WORK ITEM — Return the full listing character for character, without its pictures.

DATA LISTING —
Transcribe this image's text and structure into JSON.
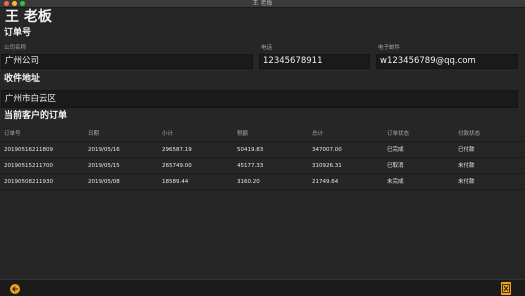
{
  "window": {
    "title": "王 老板"
  },
  "page": {
    "title": "王 老板"
  },
  "order_section": {
    "title": "订单号",
    "company": {
      "label": "公司名称",
      "value": "广州公司"
    },
    "phone": {
      "label": "电话",
      "value": "12345678911"
    },
    "email": {
      "label": "电子邮件",
      "value": "w123456789@qq.com"
    }
  },
  "address_section": {
    "title": "收件地址",
    "value": "广州市白云区"
  },
  "orders_section": {
    "title": "当前客户的订单",
    "columns": [
      "订单号",
      "日期",
      "小计",
      "税额",
      "总计",
      "订单状态",
      "付款状态"
    ],
    "rows": [
      [
        "20190516211809",
        "2019/05/16",
        "296587.19",
        "50419.83",
        "347007.00",
        "已完成",
        "已付款"
      ],
      [
        "20190515211700",
        "2019/05/15",
        "265749.00",
        "45177.33",
        "310926.31",
        "已取消",
        "未付款"
      ],
      [
        "20190508211930",
        "2019/05/08",
        "18589.44",
        "3160.20",
        "21749.64",
        "未完成",
        "未付款"
      ]
    ]
  },
  "icons": {
    "back": "back-arrow-icon",
    "export": "excel-icon"
  },
  "colors": {
    "background": "#262626",
    "field_bg": "#1a1a1a",
    "accent": "#f0a020"
  }
}
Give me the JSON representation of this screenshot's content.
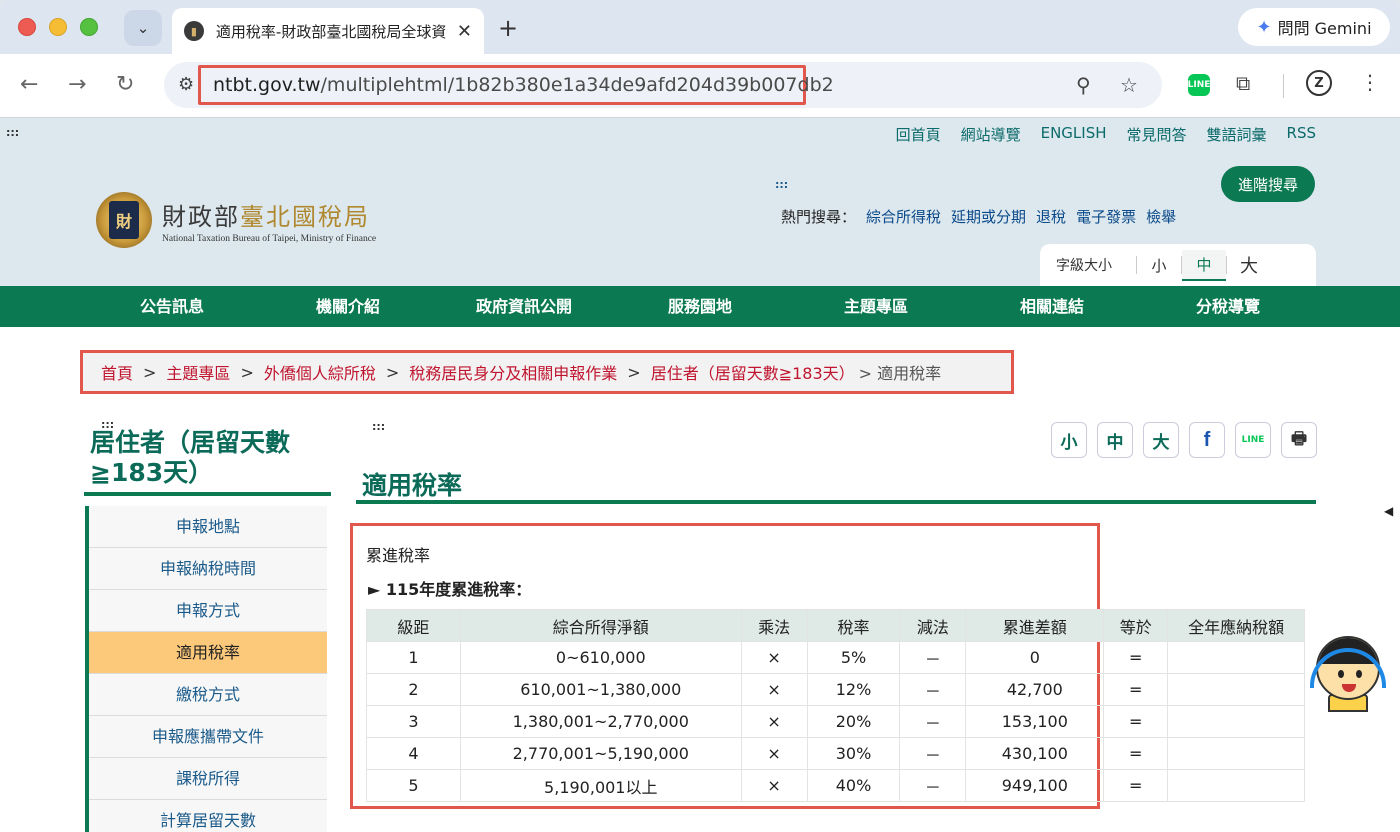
{
  "browser": {
    "tab_title": "適用稅率-財政部臺北國稅局全球資訊網",
    "new_tab": "+",
    "gemini_label": "問問 Gemini",
    "url_domain": "ntbt.gov.tw",
    "url_path": "/multiplehtml/1b82b380e1a34de9afd204d39b007db2"
  },
  "header": {
    "top_links": [
      "回首頁",
      "網站導覽",
      "ENGLISH",
      "常見問答",
      "雙語詞彙",
      "RSS"
    ],
    "logo_cn_1": "財政部",
    "logo_cn_2": "臺北國稅局",
    "logo_en": "National Taxation Bureau of Taipei, Ministry of Finance",
    "advanced_search": "進階搜尋",
    "hot_label": "熱門搜尋：",
    "hot_items": [
      "綜合所得稅",
      "延期或分期",
      "退稅",
      "電子發票",
      "檢舉"
    ],
    "font_size_label": "字級大小",
    "font_sizes": [
      "小",
      "中",
      "大"
    ],
    "acc_key": ":::"
  },
  "main_nav": [
    "公告訊息",
    "機關介紹",
    "政府資訊公開",
    "服務園地",
    "主題專區",
    "相關連結",
    "分稅導覽"
  ],
  "breadcrumb": {
    "links": [
      "首頁",
      "主題專區",
      "外僑個人綜所稅",
      "稅務居民身分及相關申報作業",
      "居住者（居留天數≧183天）"
    ],
    "sep": ">",
    "current": "適用稅率"
  },
  "sidebar": {
    "title": "居住者（居留天數≧183天）",
    "items": [
      "申報地點",
      "申報納稅時間",
      "申報方式",
      "適用稅率",
      "繳稅方式",
      "申報應攜帶文件",
      "課稅所得",
      "計算居留天數"
    ],
    "active_index": 3
  },
  "share": {
    "size_small": "小",
    "size_mid": "中",
    "size_large": "大",
    "facebook": "f",
    "line": "LINE",
    "print": "🖶"
  },
  "content": {
    "title": "適用稅率",
    "section_title": "累進稅率",
    "sub_title": "► 115年度累進稅率：",
    "table": {
      "headers": [
        "級距",
        "綜合所得淨額",
        "乘法",
        "稅率",
        "減法",
        "累進差額",
        "等於",
        "全年應納稅額"
      ],
      "rows": [
        [
          "1",
          "0~610,000",
          "×",
          "5%",
          "－",
          "0",
          "=",
          ""
        ],
        [
          "2",
          "610,001~1,380,000",
          "×",
          "12%",
          "－",
          "42,700",
          "=",
          ""
        ],
        [
          "3",
          "1,380,001~2,770,000",
          "×",
          "20%",
          "－",
          "153,100",
          "=",
          ""
        ],
        [
          "4",
          "2,770,001~5,190,000",
          "×",
          "30%",
          "－",
          "430,100",
          "=",
          ""
        ],
        [
          "5",
          "5,190,001以上",
          "×",
          "40%",
          "－",
          "949,100",
          "=",
          ""
        ]
      ]
    }
  },
  "colors": {
    "brand_green": "#0b7a52",
    "breadcrumb_link": "#c0152f",
    "highlight_box": "#e2574c",
    "active_menu": "#fcc87a"
  }
}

ANSWER AREA —
Transcribe this image's text and structure into JSON.
{
  "window": {
    "title": "王 老板"
  },
  "page": {
    "title": "王 老板"
  },
  "order_section": {
    "title": "订单号",
    "company": {
      "label": "公司名称",
      "value": "广州公司"
    },
    "phone": {
      "label": "电话",
      "value": "12345678911"
    },
    "email": {
      "label": "电子邮件",
      "value": "w123456789@qq.com"
    }
  },
  "address_section": {
    "title": "收件地址",
    "value": "广州市白云区"
  },
  "orders_section": {
    "title": "当前客户的订单",
    "columns": [
      "订单号",
      "日期",
      "小计",
      "税额",
      "总计",
      "订单状态",
      "付款状态"
    ],
    "rows": [
      [
        "20190516211809",
        "2019/05/16",
        "296587.19",
        "50419.83",
        "347007.00",
        "已完成",
        "已付款"
      ],
      [
        "20190515211700",
        "2019/05/15",
        "265749.00",
        "45177.33",
        "310926.31",
        "已取消",
        "未付款"
      ],
      [
        "20190508211930",
        "2019/05/08",
        "18589.44",
        "3160.20",
        "21749.64",
        "未完成",
        "未付款"
      ]
    ]
  },
  "icons": {
    "back": "back-arrow-icon",
    "export": "excel-icon"
  },
  "colors": {
    "background": "#262626",
    "field_bg": "#1a1a1a",
    "accent": "#f0a020"
  }
}
Give me the JSON representation of this screenshot's content.
{
  "browser": {
    "tab_title": "適用稅率-財政部臺北國稅局全球資訊網",
    "new_tab": "+",
    "gemini_label": "問問 Gemini",
    "url_domain": "ntbt.gov.tw",
    "url_path": "/multiplehtml/1b82b380e1a34de9afd204d39b007db2"
  },
  "header": {
    "top_links": [
      "回首頁",
      "網站導覽",
      "ENGLISH",
      "常見問答",
      "雙語詞彙",
      "RSS"
    ],
    "logo_cn_1": "財政部",
    "logo_cn_2": "臺北國稅局",
    "logo_en": "National Taxation Bureau of Taipei, Ministry of Finance",
    "advanced_search": "進階搜尋",
    "hot_label": "熱門搜尋：",
    "hot_items": [
      "綜合所得稅",
      "延期或分期",
      "退稅",
      "電子發票",
      "檢舉"
    ],
    "font_size_label": "字級大小",
    "font_sizes": [
      "小",
      "中",
      "大"
    ],
    "acc_key": ":::"
  },
  "main_nav": [
    "公告訊息",
    "機關介紹",
    "政府資訊公開",
    "服務園地",
    "主題專區",
    "相關連結",
    "分稅導覽"
  ],
  "breadcrumb": {
    "links": [
      "首頁",
      "主題專區",
      "外僑個人綜所稅",
      "稅務居民身分及相關申報作業",
      "居住者（居留天數≧183天）"
    ],
    "sep": ">",
    "current": "適用稅率"
  },
  "sidebar": {
    "title": "居住者（居留天數≧183天）",
    "items": [
      "申報地點",
      "申報納稅時間",
      "申報方式",
      "適用稅率",
      "繳稅方式",
      "申報應攜帶文件",
      "課稅所得",
      "計算居留天數"
    ],
    "active_index": 3
  },
  "share": {
    "size_small": "小",
    "size_mid": "中",
    "size_large": "大",
    "facebook": "f",
    "line": "LINE",
    "print": "🖶"
  },
  "content": {
    "title": "適用稅率",
    "section_title": "累進稅率",
    "sub_title": "► 115年度累進稅率：",
    "table": {
      "headers": [
        "級距",
        "綜合所得淨額",
        "乘法",
        "稅率",
        "減法",
        "累進差額",
        "等於",
        "全年應納稅額"
      ],
      "rows": [
        [
          "1",
          "0~610,000",
          "×",
          "5%",
          "－",
          "0",
          "=",
          ""
        ],
        [
          "2",
          "610,001~1,380,000",
          "×",
          "12%",
          "－",
          "42,700",
          "=",
          ""
        ],
        [
          "3",
          "1,380,001~2,770,000",
          "×",
          "20%",
          "－",
          "153,100",
          "=",
          ""
        ],
        [
          "4",
          "2,770,001~5,190,000",
          "×",
          "30%",
          "－",
          "430,100",
          "=",
          ""
        ],
        [
          "5",
          "5,190,001以上",
          "×",
          "40%",
          "－",
          "949,100",
          "=",
          ""
        ]
      ]
    }
  },
  "colors": {
    "brand_green": "#0b7a52",
    "breadcrumb_link": "#c0152f",
    "highlight_box": "#e2574c",
    "active_menu": "#fcc87a"
  }
}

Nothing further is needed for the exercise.